Exercise details: If a line in the entries below holds the string "name", copy it.

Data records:
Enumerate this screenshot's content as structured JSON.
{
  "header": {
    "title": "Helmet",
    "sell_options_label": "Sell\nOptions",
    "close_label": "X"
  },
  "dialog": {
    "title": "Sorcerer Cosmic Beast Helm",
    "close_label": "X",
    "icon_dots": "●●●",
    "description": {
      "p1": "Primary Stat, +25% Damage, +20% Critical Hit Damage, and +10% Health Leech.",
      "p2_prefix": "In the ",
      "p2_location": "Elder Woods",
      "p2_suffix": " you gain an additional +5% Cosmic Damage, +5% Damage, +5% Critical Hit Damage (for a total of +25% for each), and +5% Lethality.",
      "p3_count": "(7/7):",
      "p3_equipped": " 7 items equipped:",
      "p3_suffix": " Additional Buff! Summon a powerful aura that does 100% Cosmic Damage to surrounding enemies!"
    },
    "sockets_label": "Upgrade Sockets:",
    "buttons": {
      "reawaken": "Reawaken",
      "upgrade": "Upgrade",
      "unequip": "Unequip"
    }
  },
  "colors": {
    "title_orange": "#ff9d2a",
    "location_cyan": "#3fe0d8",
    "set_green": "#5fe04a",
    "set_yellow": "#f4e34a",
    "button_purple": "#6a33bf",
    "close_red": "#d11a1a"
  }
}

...

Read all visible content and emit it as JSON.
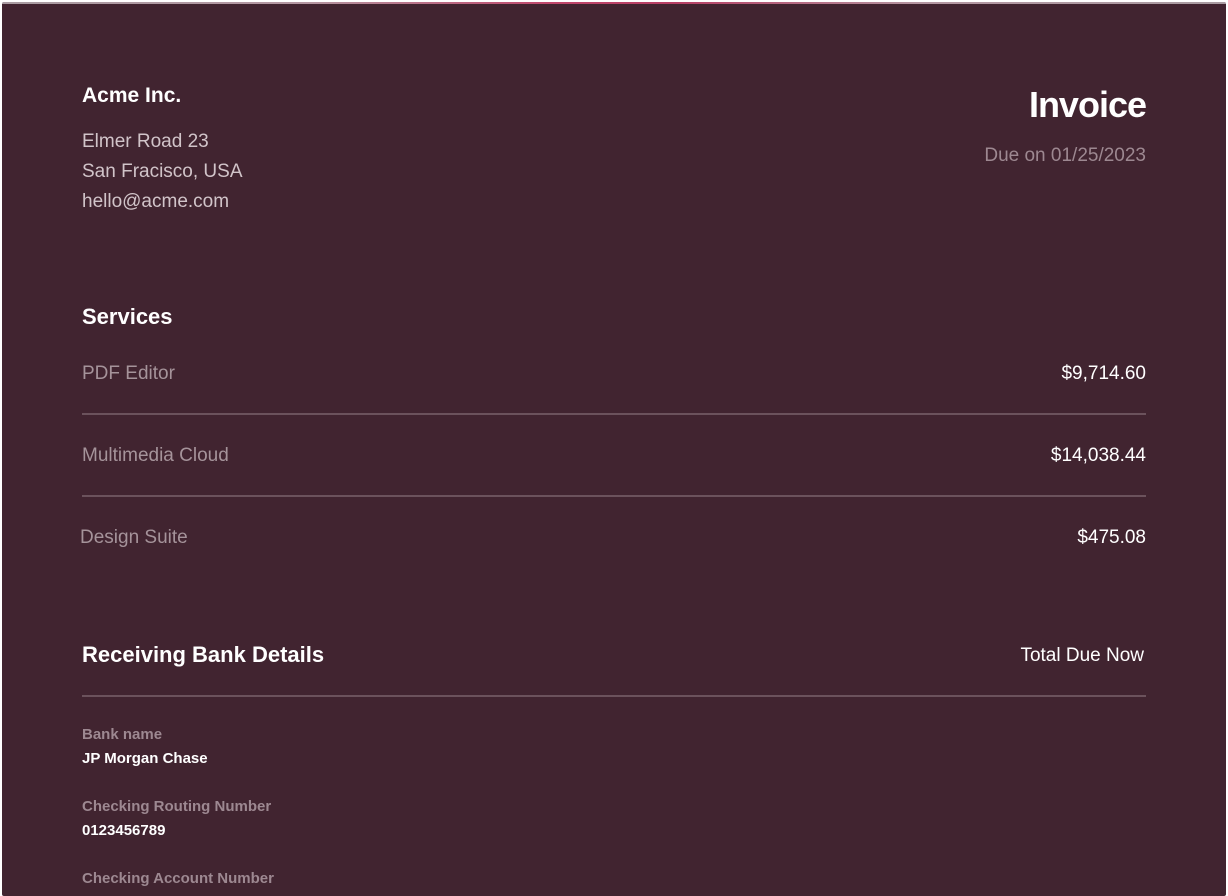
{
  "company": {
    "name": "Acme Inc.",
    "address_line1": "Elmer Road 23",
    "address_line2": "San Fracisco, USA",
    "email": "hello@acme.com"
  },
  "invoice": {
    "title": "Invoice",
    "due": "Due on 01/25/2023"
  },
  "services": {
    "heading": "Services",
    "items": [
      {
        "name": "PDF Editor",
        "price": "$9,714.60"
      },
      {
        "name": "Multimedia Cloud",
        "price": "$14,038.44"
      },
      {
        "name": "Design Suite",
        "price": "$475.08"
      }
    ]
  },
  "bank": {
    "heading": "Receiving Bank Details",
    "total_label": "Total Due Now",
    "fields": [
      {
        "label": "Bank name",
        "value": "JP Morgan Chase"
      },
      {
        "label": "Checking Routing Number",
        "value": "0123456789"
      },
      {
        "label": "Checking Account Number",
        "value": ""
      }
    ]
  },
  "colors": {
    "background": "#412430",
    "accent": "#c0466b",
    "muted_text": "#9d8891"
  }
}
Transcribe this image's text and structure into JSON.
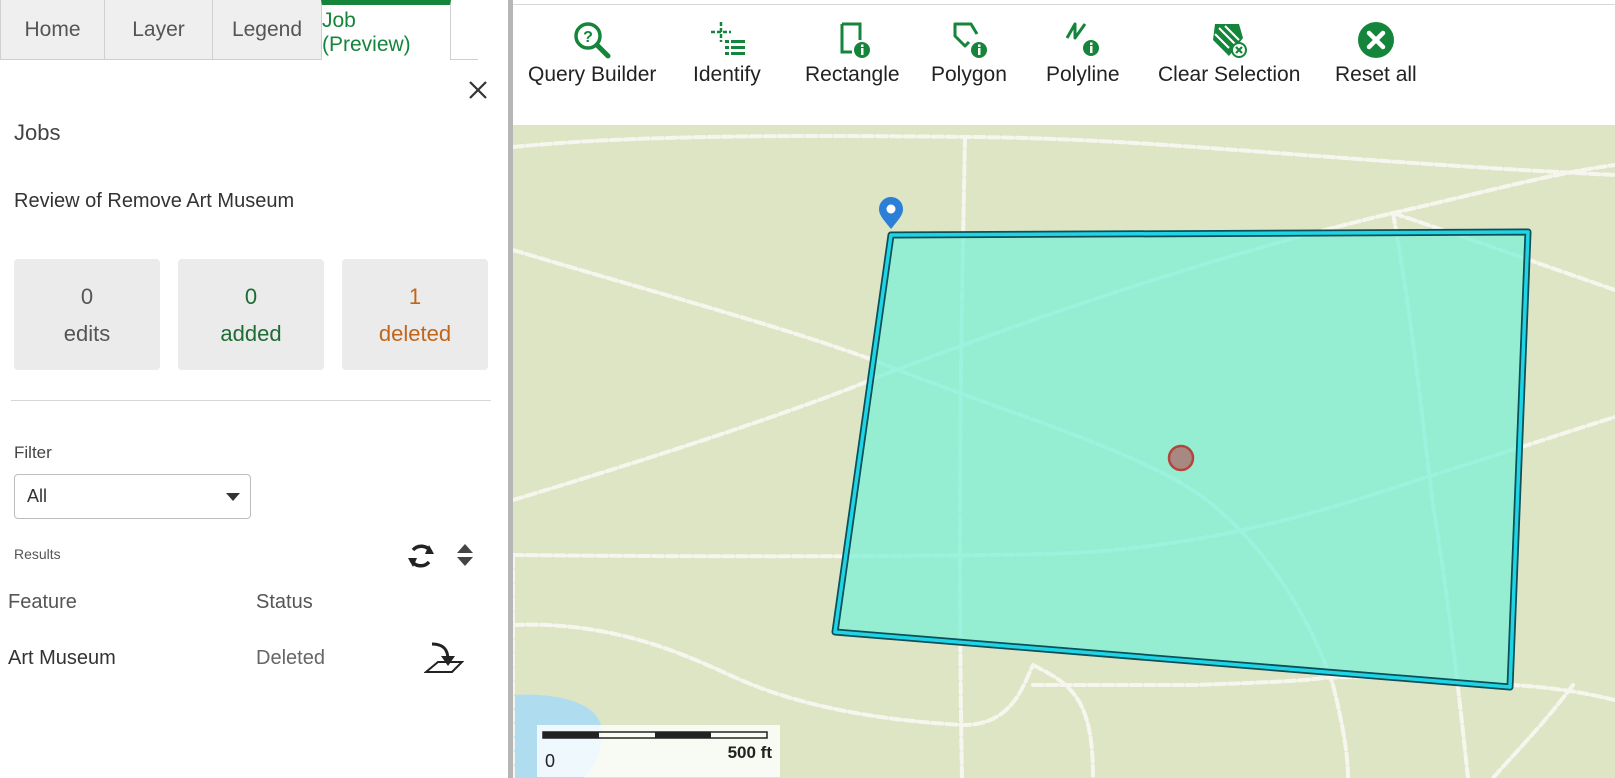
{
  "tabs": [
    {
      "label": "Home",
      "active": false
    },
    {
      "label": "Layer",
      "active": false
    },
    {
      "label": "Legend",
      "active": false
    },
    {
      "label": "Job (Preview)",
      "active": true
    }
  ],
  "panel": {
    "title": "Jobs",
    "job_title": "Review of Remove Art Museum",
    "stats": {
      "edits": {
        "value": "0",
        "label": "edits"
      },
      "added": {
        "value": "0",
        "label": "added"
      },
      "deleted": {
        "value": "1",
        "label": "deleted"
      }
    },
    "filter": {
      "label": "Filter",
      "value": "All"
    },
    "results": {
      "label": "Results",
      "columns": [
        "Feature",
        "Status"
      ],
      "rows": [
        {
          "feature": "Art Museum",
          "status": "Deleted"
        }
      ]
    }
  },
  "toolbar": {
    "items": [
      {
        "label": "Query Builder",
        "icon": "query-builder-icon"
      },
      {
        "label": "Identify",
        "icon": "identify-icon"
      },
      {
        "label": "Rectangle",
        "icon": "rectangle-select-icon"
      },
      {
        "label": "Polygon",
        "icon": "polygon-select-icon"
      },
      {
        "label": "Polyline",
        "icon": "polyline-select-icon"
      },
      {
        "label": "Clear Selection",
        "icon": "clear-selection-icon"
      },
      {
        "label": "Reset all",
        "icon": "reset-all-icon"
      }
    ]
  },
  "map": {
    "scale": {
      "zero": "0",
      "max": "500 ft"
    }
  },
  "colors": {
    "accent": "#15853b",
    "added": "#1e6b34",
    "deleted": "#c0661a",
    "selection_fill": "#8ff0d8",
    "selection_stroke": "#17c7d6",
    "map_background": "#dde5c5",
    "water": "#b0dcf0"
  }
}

Solution:
    "name": "Acme Inc.",
        "name": "PDF Editor",
        "name": "Multimedia Cloud",
        "name": "Design Suite",
        "label": "Bank name",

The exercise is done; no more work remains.